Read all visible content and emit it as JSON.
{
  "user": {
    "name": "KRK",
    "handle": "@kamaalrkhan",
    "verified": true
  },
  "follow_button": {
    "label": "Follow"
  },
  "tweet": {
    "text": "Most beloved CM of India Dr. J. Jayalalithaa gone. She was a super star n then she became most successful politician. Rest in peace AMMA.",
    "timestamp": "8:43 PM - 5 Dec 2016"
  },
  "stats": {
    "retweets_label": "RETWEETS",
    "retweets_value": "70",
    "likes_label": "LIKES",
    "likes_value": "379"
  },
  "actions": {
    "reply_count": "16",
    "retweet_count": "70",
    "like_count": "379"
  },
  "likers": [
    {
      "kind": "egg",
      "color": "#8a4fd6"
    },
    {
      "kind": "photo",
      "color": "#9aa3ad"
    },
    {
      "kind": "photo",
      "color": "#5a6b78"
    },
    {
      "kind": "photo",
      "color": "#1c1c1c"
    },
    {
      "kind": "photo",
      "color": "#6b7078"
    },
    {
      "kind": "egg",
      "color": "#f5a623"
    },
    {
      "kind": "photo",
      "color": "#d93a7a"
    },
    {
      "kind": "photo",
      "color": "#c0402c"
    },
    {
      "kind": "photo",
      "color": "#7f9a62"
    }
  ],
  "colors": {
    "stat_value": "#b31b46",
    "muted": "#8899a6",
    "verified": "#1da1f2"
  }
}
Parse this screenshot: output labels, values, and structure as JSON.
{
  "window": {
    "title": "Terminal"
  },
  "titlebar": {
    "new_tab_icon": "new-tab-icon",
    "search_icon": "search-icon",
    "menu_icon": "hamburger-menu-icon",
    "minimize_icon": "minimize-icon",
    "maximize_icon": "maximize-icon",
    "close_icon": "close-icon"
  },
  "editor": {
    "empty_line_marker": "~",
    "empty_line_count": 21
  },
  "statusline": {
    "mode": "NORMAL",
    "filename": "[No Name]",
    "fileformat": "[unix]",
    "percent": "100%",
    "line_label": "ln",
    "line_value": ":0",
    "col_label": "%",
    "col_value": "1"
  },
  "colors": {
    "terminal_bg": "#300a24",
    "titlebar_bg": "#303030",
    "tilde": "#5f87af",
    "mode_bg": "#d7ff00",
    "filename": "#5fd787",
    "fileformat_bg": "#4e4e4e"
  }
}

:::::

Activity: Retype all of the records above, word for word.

Result of this task:
Read all visible content and emit it as JSON.
{
  "user": {
    "name": "KRK",
    "handle": "@kamaalrkhan",
    "verified": true
  },
  "follow_button": {
    "label": "Follow"
  },
  "tweet": {
    "text": "Most beloved CM of India Dr. J. Jayalalithaa gone. She was a super star n then she became most successful politician. Rest in peace AMMA.",
    "timestamp": "8:43 PM - 5 Dec 2016"
  },
  "stats": {
    "retweets_label": "RETWEETS",
    "retweets_value": "70",
    "likes_label": "LIKES",
    "likes_value": "379"
  },
  "actions": {
    "reply_count": "16",
    "retweet_count": "70",
    "like_count": "379"
  },
  "likers": [
    {
      "kind": "egg",
      "color": "#8a4fd6"
    },
    {
      "kind": "photo",
      "color": "#9aa3ad"
    },
    {
      "kind": "photo",
      "color": "#5a6b78"
    },
    {
      "kind": "photo",
      "color": "#1c1c1c"
    },
    {
      "kind": "photo",
      "color": "#6b7078"
    },
    {
      "kind": "egg",
      "color": "#f5a623"
    },
    {
      "kind": "photo",
      "color": "#d93a7a"
    },
    {
      "kind": "photo",
      "color": "#c0402c"
    },
    {
      "kind": "photo",
      "color": "#7f9a62"
    }
  ],
  "colors": {
    "stat_value": "#b31b46",
    "muted": "#8899a6",
    "verified": "#1da1f2"
  }
}
Parse this screenshot: output labels, values, and structure as JSON.
{
  "window": {
    "title": "Terminal"
  },
  "titlebar": {
    "new_tab_icon": "new-tab-icon",
    "search_icon": "search-icon",
    "menu_icon": "hamburger-menu-icon",
    "minimize_icon": "minimize-icon",
    "maximize_icon": "maximize-icon",
    "close_icon": "close-icon"
  },
  "editor": {
    "empty_line_marker": "~",
    "empty_line_count": 21
  },
  "statusline": {
    "mode": "NORMAL",
    "filename": "[No Name]",
    "fileformat": "[unix]",
    "percent": "100%",
    "line_label": "ln",
    "line_value": ":0",
    "col_label": "%",
    "col_value": "1"
  },
  "colors": {
    "terminal_bg": "#300a24",
    "titlebar_bg": "#303030",
    "tilde": "#5f87af",
    "mode_bg": "#d7ff00",
    "filename": "#5fd787",
    "fileformat_bg": "#4e4e4e"
  }
}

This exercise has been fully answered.